Computer crimes, also known as cyber crimes, include many diverse offenses ranging from computer theft to phishing scams, to credit card fraud, and intellectual property violations. It can be difficult to ascertain the subtle differences between each crime, so it is important to hire a Georgia Computer Forgery Lawyer. The legal system is tough to navigate on your own and particularly challenging when the laws concerning a crime are vague. Contact our Computer Forgery Attorneys in Georgia today to see how we can assist with your case.
What is Computer Forgery in Georgia?
Under O.C.G.A. §16-9-93(d), a person will be guilty of computer forgery when they create, alter, or delete any data contained in any computer or computer network.
Penalty for Computer Forgery in Georgia
A person convicted of computer forgery in Georgia will receive a fine up to $50,000, up to 15 years in prison, or both. Computer forgery is a felony conviction in Georgia.

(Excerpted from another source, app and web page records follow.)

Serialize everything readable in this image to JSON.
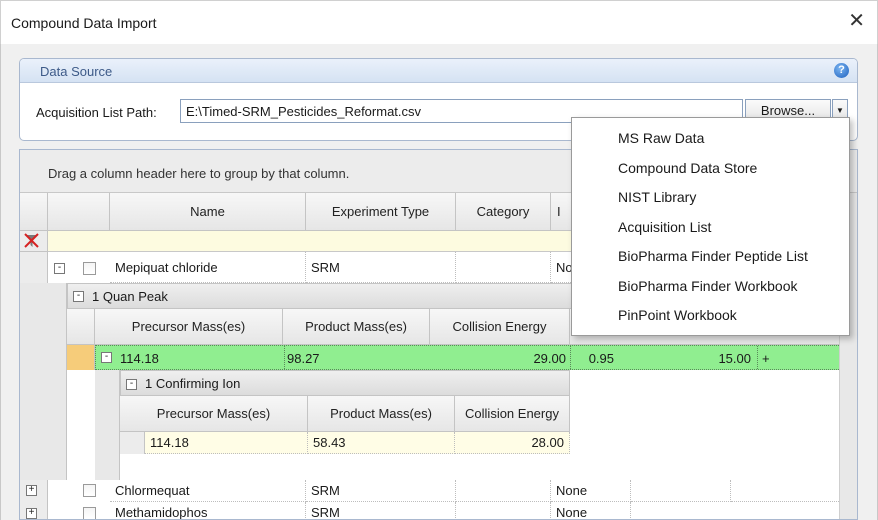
{
  "window": {
    "title": "Compound Data Import"
  },
  "data_source": {
    "title": "Data Source",
    "acq_label": "Acquisition List Path:",
    "acq_value": "E:\\Timed-SRM_Pesticides_Reformat.csv",
    "browse_label": "Browse..."
  },
  "grid": {
    "group_hint": "Drag a column header here to group by that column.",
    "columns": [
      "Name",
      "Experiment Type",
      "Category",
      "I"
    ],
    "rows": [
      {
        "name": "Mepiquat chloride",
        "type": "SRM",
        "category": "",
        "col4": "No",
        "expanded": "-"
      },
      {
        "name": "Chlormequat",
        "type": "SRM",
        "category": "",
        "col4": "None",
        "expanded": "+"
      },
      {
        "name": "Methamidophos",
        "type": "SRM",
        "category": "",
        "col4": "None",
        "expanded": "+"
      }
    ],
    "quan": {
      "band_title": "1 Quan Peak",
      "columns": [
        "Precursor Mass(es)",
        "Product Mass(es)",
        "Collision Energy"
      ],
      "row": {
        "precursor": "114.18",
        "product": "98.27",
        "ce": "29.00",
        "col4": "0.95",
        "col5": "15.00",
        "col6": "+"
      }
    },
    "confirm": {
      "band_title": "1 Confirming Ion",
      "columns": [
        "Precursor Mass(es)",
        "Product Mass(es)",
        "Collision Energy"
      ],
      "row": {
        "precursor": "114.18",
        "product": "58.43",
        "ce": "28.00"
      }
    }
  },
  "menu": {
    "items": [
      "MS Raw Data",
      "Compound Data Store",
      "NIST Library",
      "Acquisition List",
      "BioPharma Finder Peptide List",
      "BioPharma Finder Workbook",
      "PinPoint Workbook"
    ]
  },
  "colors": {
    "selected_row": "#90ee90",
    "filter_row": "#fdfbe0",
    "confirm_row": "#fffde6",
    "accent": "#3d5a88"
  }
}
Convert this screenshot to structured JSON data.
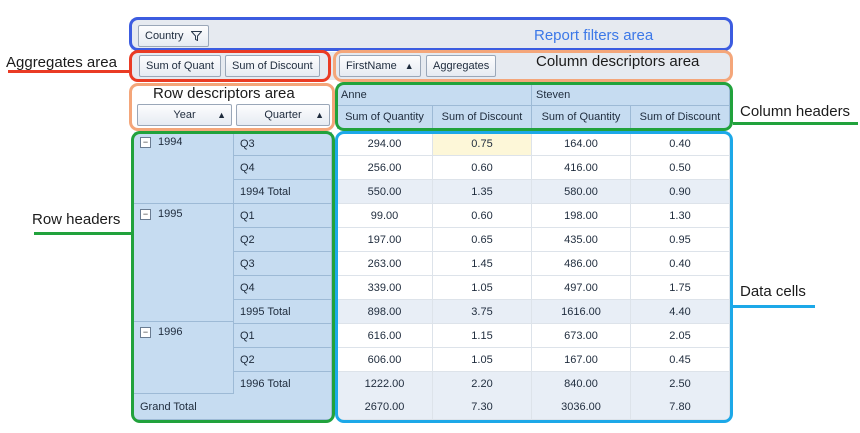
{
  "filters": {
    "country_label": "Country",
    "filter_icon": "funnel-icon",
    "area_label": "Report filters area"
  },
  "aggregates": {
    "items": [
      "Sum of Quant",
      "Sum of Discount"
    ],
    "area_label": "Aggregates area"
  },
  "column_descriptors": {
    "firstname_label": "FirstName",
    "aggregates_label": "Aggregates",
    "area_label": "Column descriptors area"
  },
  "row_descriptors": {
    "year_label": "Year",
    "quarter_label": "Quarter",
    "area_label": "Row descriptors area"
  },
  "column_headers": {
    "names": [
      "Anne",
      "Steven"
    ],
    "measures": [
      "Sum of Quantity",
      "Sum of Discount",
      "Sum of Quantity",
      "Sum of Discount"
    ],
    "area_label": "Column headers"
  },
  "row_headers_label": "Row headers",
  "data_cells_label": "Data cells",
  "rows": [
    {
      "year": "1994",
      "quarter": "Q3",
      "values": [
        "294.00",
        "0.75",
        "164.00",
        "0.40"
      ]
    },
    {
      "year": "",
      "quarter": "Q4",
      "values": [
        "256.00",
        "0.60",
        "416.00",
        "0.50"
      ]
    },
    {
      "year": "",
      "quarter": "1994 Total",
      "values": [
        "550.00",
        "1.35",
        "580.00",
        "0.90"
      ]
    },
    {
      "year": "1995",
      "quarter": "Q1",
      "values": [
        "99.00",
        "0.60",
        "198.00",
        "1.30"
      ]
    },
    {
      "year": "",
      "quarter": "Q2",
      "values": [
        "197.00",
        "0.65",
        "435.00",
        "0.95"
      ]
    },
    {
      "year": "",
      "quarter": "Q3",
      "values": [
        "263.00",
        "1.45",
        "486.00",
        "0.40"
      ]
    },
    {
      "year": "",
      "quarter": "Q4",
      "values": [
        "339.00",
        "1.05",
        "497.00",
        "1.75"
      ]
    },
    {
      "year": "",
      "quarter": "1995 Total",
      "values": [
        "898.00",
        "3.75",
        "1616.00",
        "4.40"
      ]
    },
    {
      "year": "1996",
      "quarter": "Q1",
      "values": [
        "616.00",
        "1.15",
        "673.00",
        "2.05"
      ]
    },
    {
      "year": "",
      "quarter": "Q2",
      "values": [
        "606.00",
        "1.05",
        "167.00",
        "0.45"
      ]
    },
    {
      "year": "",
      "quarter": "1996 Total",
      "values": [
        "1222.00",
        "2.20",
        "840.00",
        "2.50"
      ]
    }
  ],
  "grand_total": {
    "label": "Grand Total",
    "values": [
      "2670.00",
      "7.30",
      "3036.00",
      "7.80"
    ]
  },
  "colors": {
    "filters_frame": "#3c5ce0",
    "aggregates_frame": "#ea3b24",
    "descriptors_frame": "#f4a67a",
    "headers_frame": "#21a23c",
    "data_frame": "#1ca8e8",
    "header_bg": "#c6dcf1"
  }
}
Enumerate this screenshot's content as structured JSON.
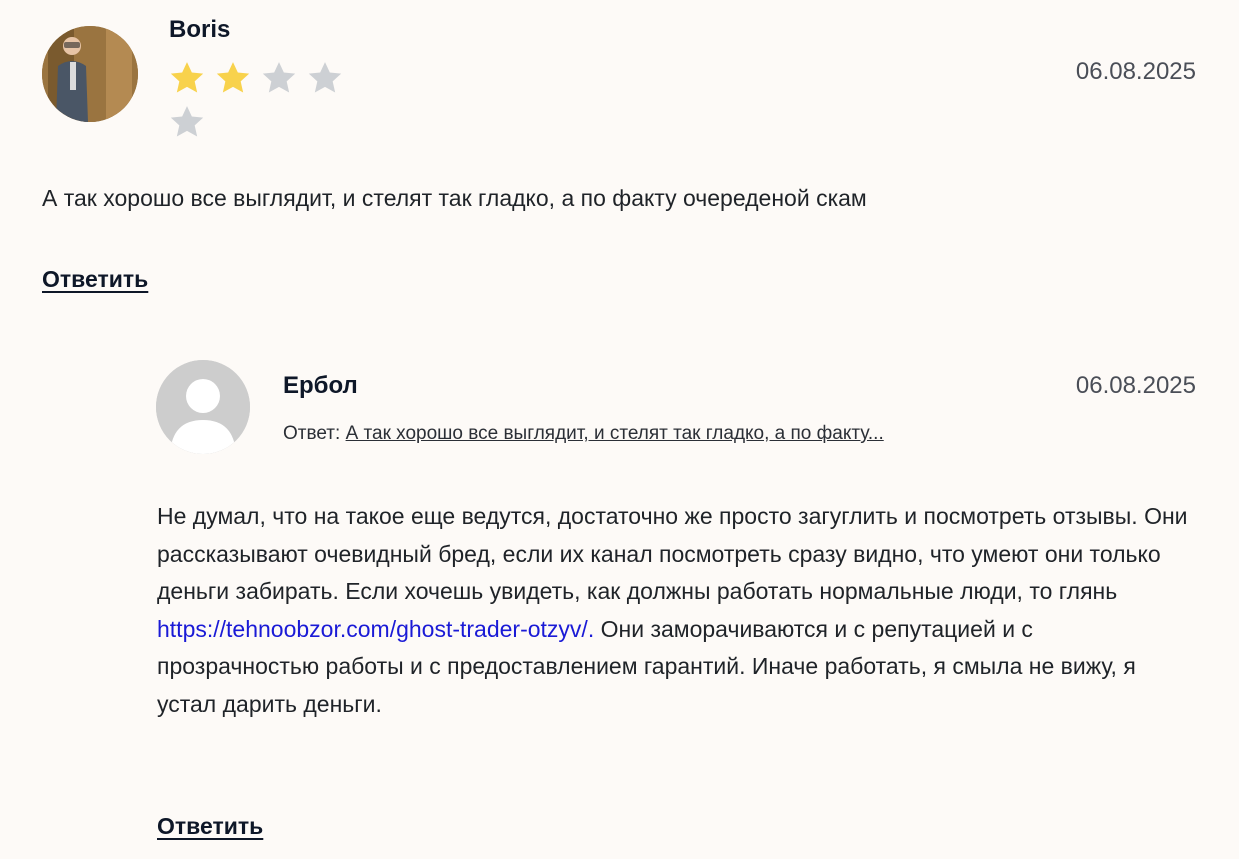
{
  "comments": [
    {
      "author": "Boris",
      "date": "06.08.2025",
      "rating": 2,
      "rating_max": 5,
      "text": "А так хорошо все выглядит, и стелят так гладко, а по факту очередeной скам",
      "reply_label": "Ответить"
    }
  ],
  "reply": {
    "author": "Ербол",
    "date": "06.08.2025",
    "reply_prefix": "Ответ:",
    "reply_to_text": "А так хорошо все выглядит, и стелят так гладко, а по факту...",
    "text_before_link": "Не думал, что на такое еще ведутся, достаточно же просто загуглить и посмотреть отзывы. Они рассказывают очевидный бред, если их канал посмотреть сразу видно, что умеют они только деньги забирать. Если хочешь увидеть, как должны работать нормальные люди, то глянь ",
    "link_text": "https://tehnoobzor.com/ghost-trader-otzyv/.",
    "text_after_link": " Они заморачиваются и с репутацией и с прозрачностью работы и с предоставлением гарантий. Иначе работать, я смыла не вижу, я устал дарить деньги.",
    "reply_label": "Ответить"
  },
  "colors": {
    "star_filled": "#f8d24c",
    "star_empty": "#cdd0d4",
    "link": "#1a1ad6",
    "background": "#fdfaf7"
  }
}
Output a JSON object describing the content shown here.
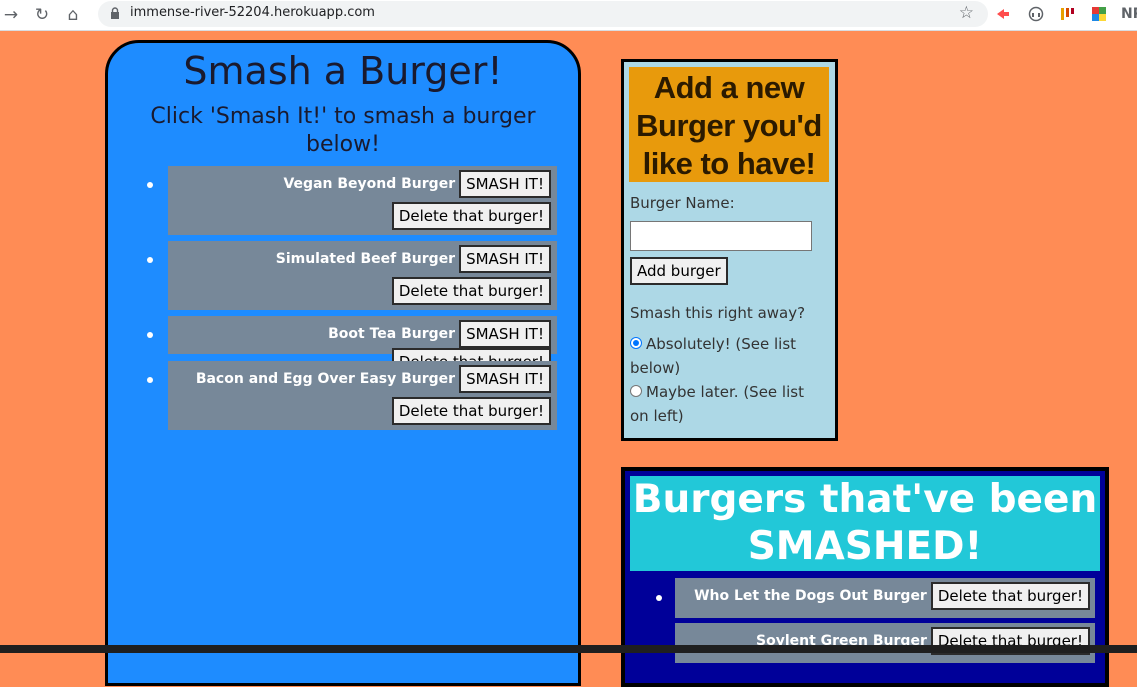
{
  "browser": {
    "url": "immense-river-52204.herokuapp.com",
    "ext_partial_label": "NP"
  },
  "left": {
    "title": "Smash a Burger!",
    "subtitle": "Click 'Smash It!' to smash a burger below!",
    "smash_label": "SMASH IT!",
    "delete_label": "Delete that burger!",
    "burgers": [
      {
        "name": "Vegan Beyond Burger"
      },
      {
        "name": "Simulated Beef Burger"
      },
      {
        "name": "Boot Tea Burger"
      },
      {
        "name": "Bacon and Egg Over Easy Burger"
      }
    ]
  },
  "add_form": {
    "heading": "Add a new Burger you'd like to have!",
    "name_label": "Burger Name:",
    "name_value": "",
    "submit_label": "Add burger",
    "question": "Smash this right away?",
    "option_yes": "Absolutely! (See list below)",
    "option_no": "Maybe later. (See list on left)",
    "selected": "yes"
  },
  "smashed": {
    "title": "Burgers that've been SMASHED!",
    "delete_label": "Delete that burger!",
    "burgers": [
      {
        "name": "Who Let the Dogs Out Burger"
      },
      {
        "name": "Soylent Green Burger"
      }
    ]
  }
}
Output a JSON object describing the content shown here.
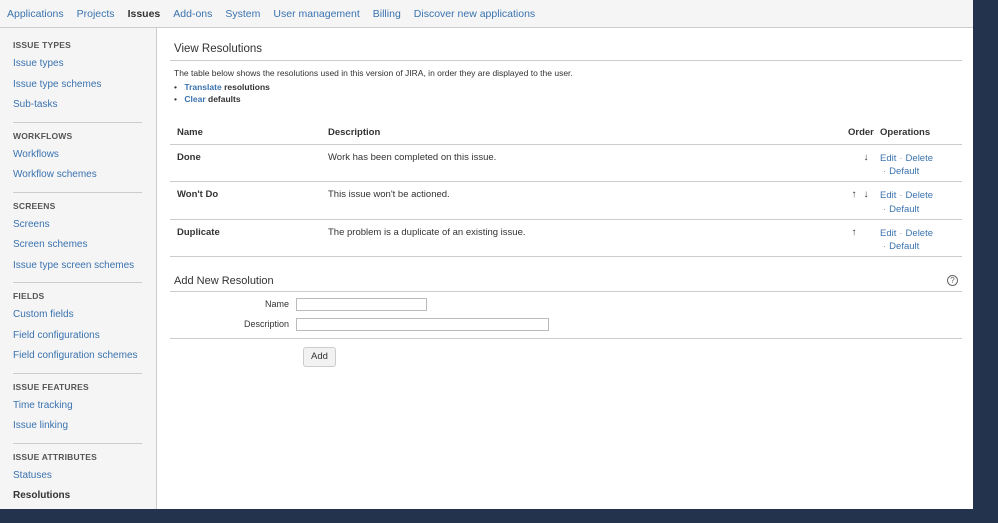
{
  "topnav": [
    {
      "label": "Applications"
    },
    {
      "label": "Projects"
    },
    {
      "label": "Issues",
      "active": true
    },
    {
      "label": "Add-ons"
    },
    {
      "label": "System"
    },
    {
      "label": "User management"
    },
    {
      "label": "Billing"
    },
    {
      "label": "Discover new applications"
    }
  ],
  "sidebar": {
    "sections": [
      {
        "heading": "ISSUE TYPES",
        "items": [
          "Issue types",
          "Issue type schemes",
          "Sub-tasks"
        ]
      },
      {
        "heading": "WORKFLOWS",
        "items": [
          "Workflows",
          "Workflow schemes"
        ]
      },
      {
        "heading": "SCREENS",
        "items": [
          "Screens",
          "Screen schemes",
          "Issue type screen schemes"
        ]
      },
      {
        "heading": "FIELDS",
        "items": [
          "Custom fields",
          "Field configurations",
          "Field configuration schemes"
        ]
      },
      {
        "heading": "ISSUE FEATURES",
        "items": [
          "Time tracking",
          "Issue linking"
        ]
      },
      {
        "heading": "ISSUE ATTRIBUTES",
        "items": [
          "Statuses",
          "Resolutions"
        ]
      }
    ],
    "active_item": "Resolutions"
  },
  "main": {
    "title": "View Resolutions",
    "intro": "The table below shows the resolutions used in this version of JIRA, in order they are displayed to the user.",
    "links": [
      {
        "link": "Translate",
        "rest": "resolutions"
      },
      {
        "link": "Clear",
        "rest": "defaults"
      }
    ],
    "table": {
      "headers": {
        "name": "Name",
        "description": "Description",
        "order": "Order",
        "operations": "Operations"
      },
      "rows": [
        {
          "name": "Done",
          "description": "Work has been completed on this issue.",
          "up": false,
          "down": true
        },
        {
          "name": "Won't Do",
          "description": "This issue won't be actioned.",
          "up": true,
          "down": true
        },
        {
          "name": "Duplicate",
          "description": "The problem is a duplicate of an existing issue.",
          "up": true,
          "down": false
        }
      ],
      "ops": {
        "edit": "Edit",
        "delete": "Delete",
        "default": "Default",
        "separator": "·"
      }
    },
    "add": {
      "title": "Add New Resolution",
      "name_label": "Name",
      "name_value": "",
      "description_label": "Description",
      "description_value": "",
      "button": "Add"
    }
  }
}
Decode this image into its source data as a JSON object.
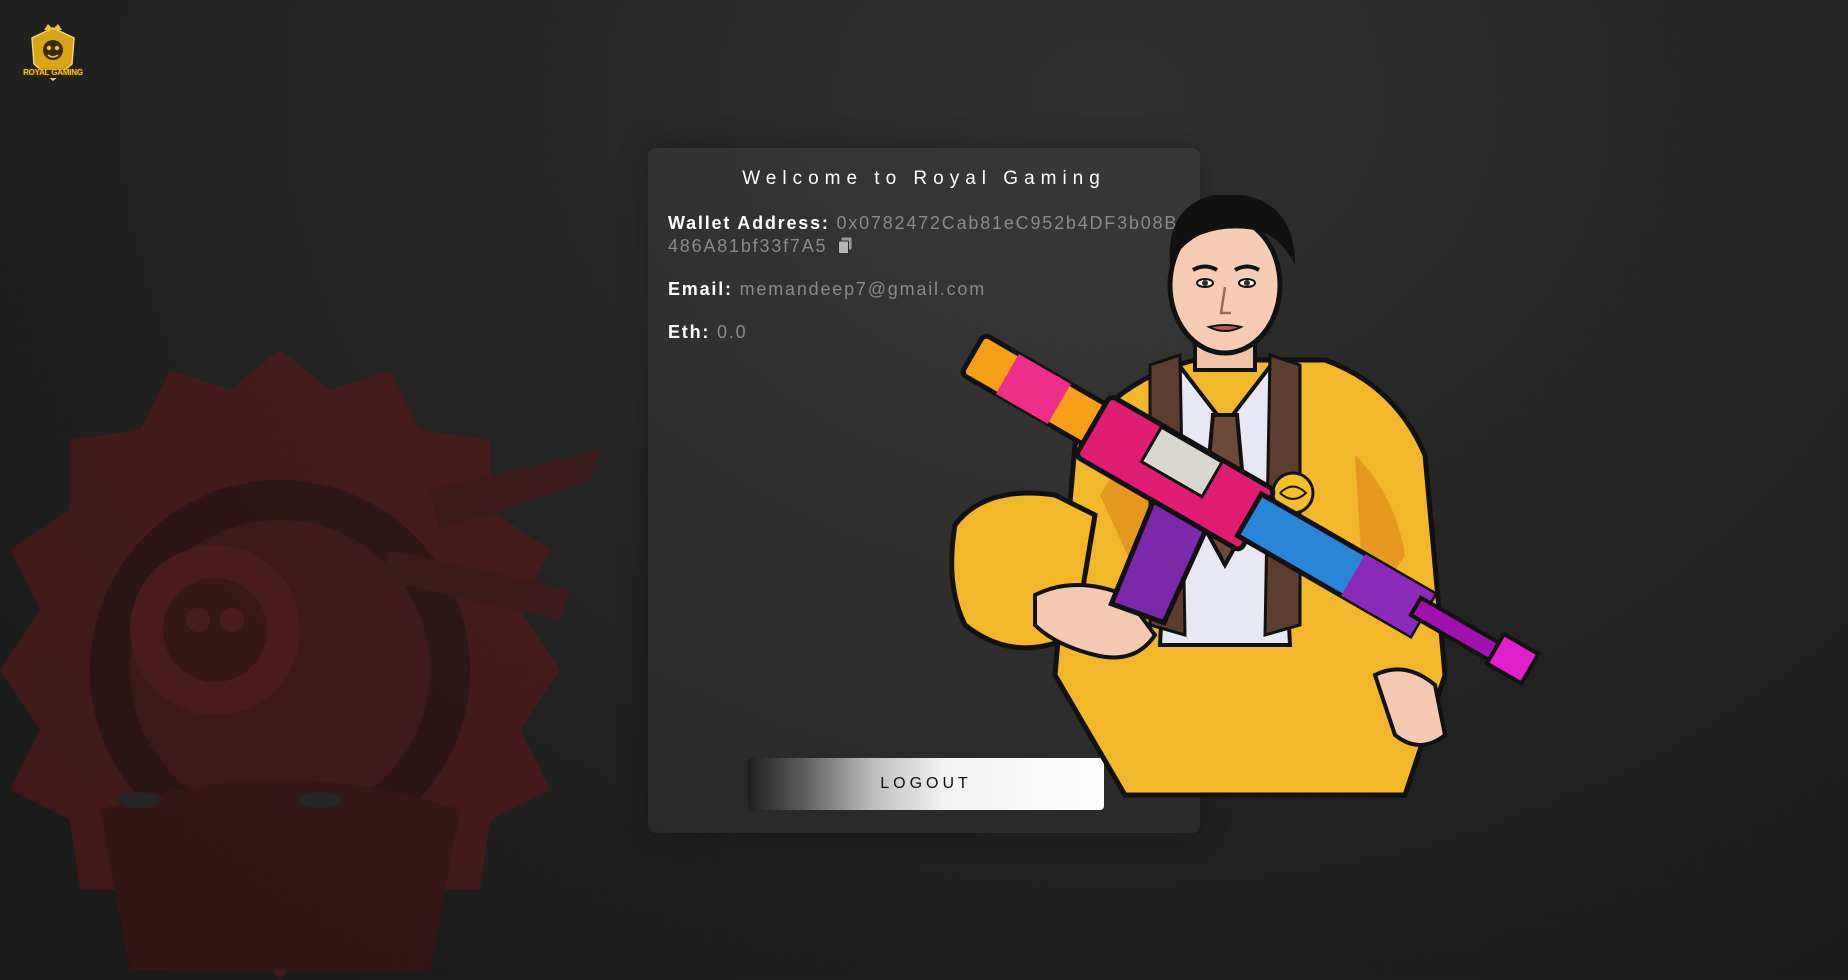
{
  "brand": {
    "logo_text": "ROYAL GAMING",
    "logo_color": "#f1c232"
  },
  "card": {
    "title": "Welcome to Royal Gaming",
    "wallet_label": "Wallet Address:",
    "wallet_value": "0x0782472Cab81eC952b4DF3b08B486A81bf33f7A5",
    "email_label": "Email:",
    "email_value": "memandeep7@gmail.com",
    "eth_label": "Eth:",
    "eth_value": "0.0",
    "logout_label": "LOGOUT"
  },
  "icons": {
    "copy": "copy-icon",
    "logo": "royal-gaming-logo-icon",
    "background": "skull-gear-emblem-icon",
    "character": "gamer-character-illustration"
  },
  "colors": {
    "background": "#242424",
    "emblem": "#5a1414",
    "label": "#ffffff",
    "value": "#8a8a8a"
  }
}
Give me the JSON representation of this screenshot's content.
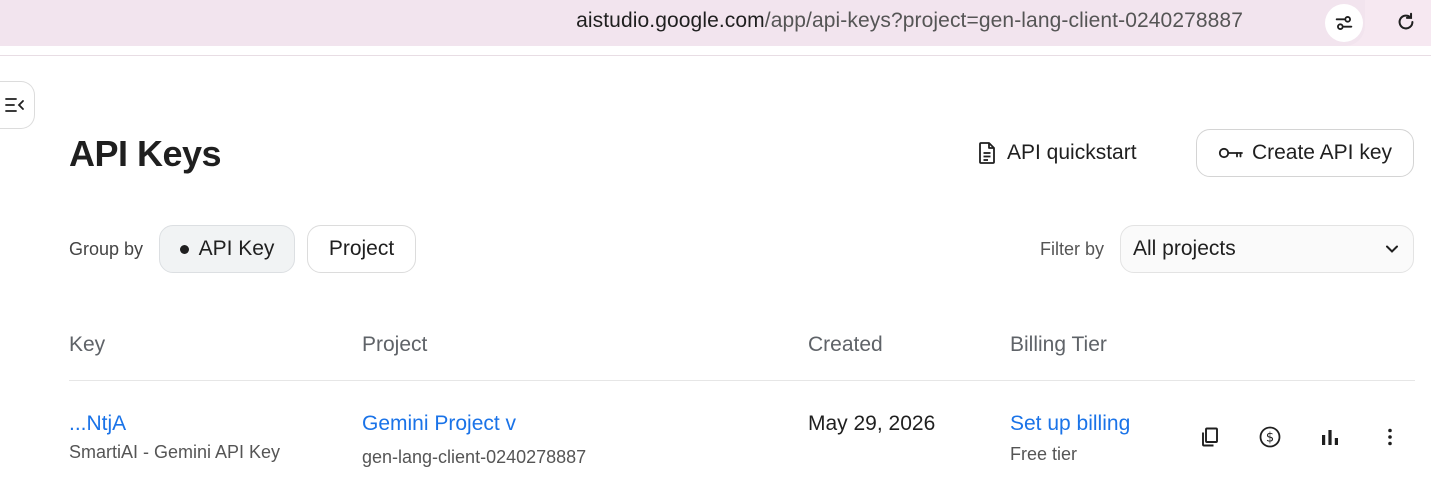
{
  "browser": {
    "url_host": "aistudio.google.com",
    "url_path": "/app/api-keys?project=gen-lang-client-0240278887",
    "icons": {
      "site_settings": "tune-icon",
      "reload": "reload-icon"
    }
  },
  "sidebar": {
    "toggle_icon": "menu-collapse-icon"
  },
  "header": {
    "title": "API Keys",
    "quickstart_label": "API quickstart",
    "create_label": "Create API key",
    "icons": {
      "quickstart": "document-icon",
      "create": "key-icon"
    }
  },
  "toolbar": {
    "group_by_label": "Group by",
    "group_options": [
      "API Key",
      "Project"
    ],
    "group_selected": "API Key",
    "filter_label": "Filter by",
    "filter_value": "All projects"
  },
  "table": {
    "columns": [
      "Key",
      "Project",
      "Created",
      "Billing Tier"
    ],
    "rows": [
      {
        "key": "...NtjA",
        "key_name": "SmartiAI - Gemini API Key",
        "project": "Gemini Project v",
        "project_id": "gen-lang-client-0240278887",
        "created": "May 29, 2026",
        "billing_action": "Set up billing",
        "billing_tier": "Free tier",
        "actions": [
          "copy-icon",
          "billing-icon",
          "usage-chart-icon",
          "more-vert-icon"
        ]
      }
    ]
  },
  "colors": {
    "link": "#1a73e8",
    "address_bar": "#f2e4ee",
    "text": "#1f1f1f",
    "muted": "#5f6368"
  }
}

However, if a person or property was injured because of the forgery, the victim may sue to recover any damages sustained and the cost of the lawsuit. Damages can include loss of profits and any expense the victim had to pay because of the forgery. However, the amount of restitution ordered cannot exceed the damage done to the victim.
Georgia Defenses to Computer Forgery
It was unintentional: While the statute does not state that the accused is required to have the intent to create, alter, or delete data, evidence that the damage was done accidentally could be a defense. We encourage you to talk to a Georgia Computer Forgery Attorney if this applies to you.
Innocence: An alibi or other testimony proving you could not have committed the crime would be highly beneficial to your case.
Authority to create, alter, or delete data: Evidence showing that you had authority or consent to create, alter, or delete the data would be helpful to your case.
What are Not Defenses
There is no actual writing that was created or altered: Even if there was no tangible document that was created, altered, or deleted, that would not be a defense to the crime of computer forgery. There does not have to be tangible evidence if it involved data instead of a document or instrument.
Computer crimes can be highly technical and difficult to understand on your own. That is why Lawson and Berry are here to help. Our team of Georgia Computer Forgery Attorneys has over 50 years of criminal defense experience and is ready to assist you with your case today. Call us today.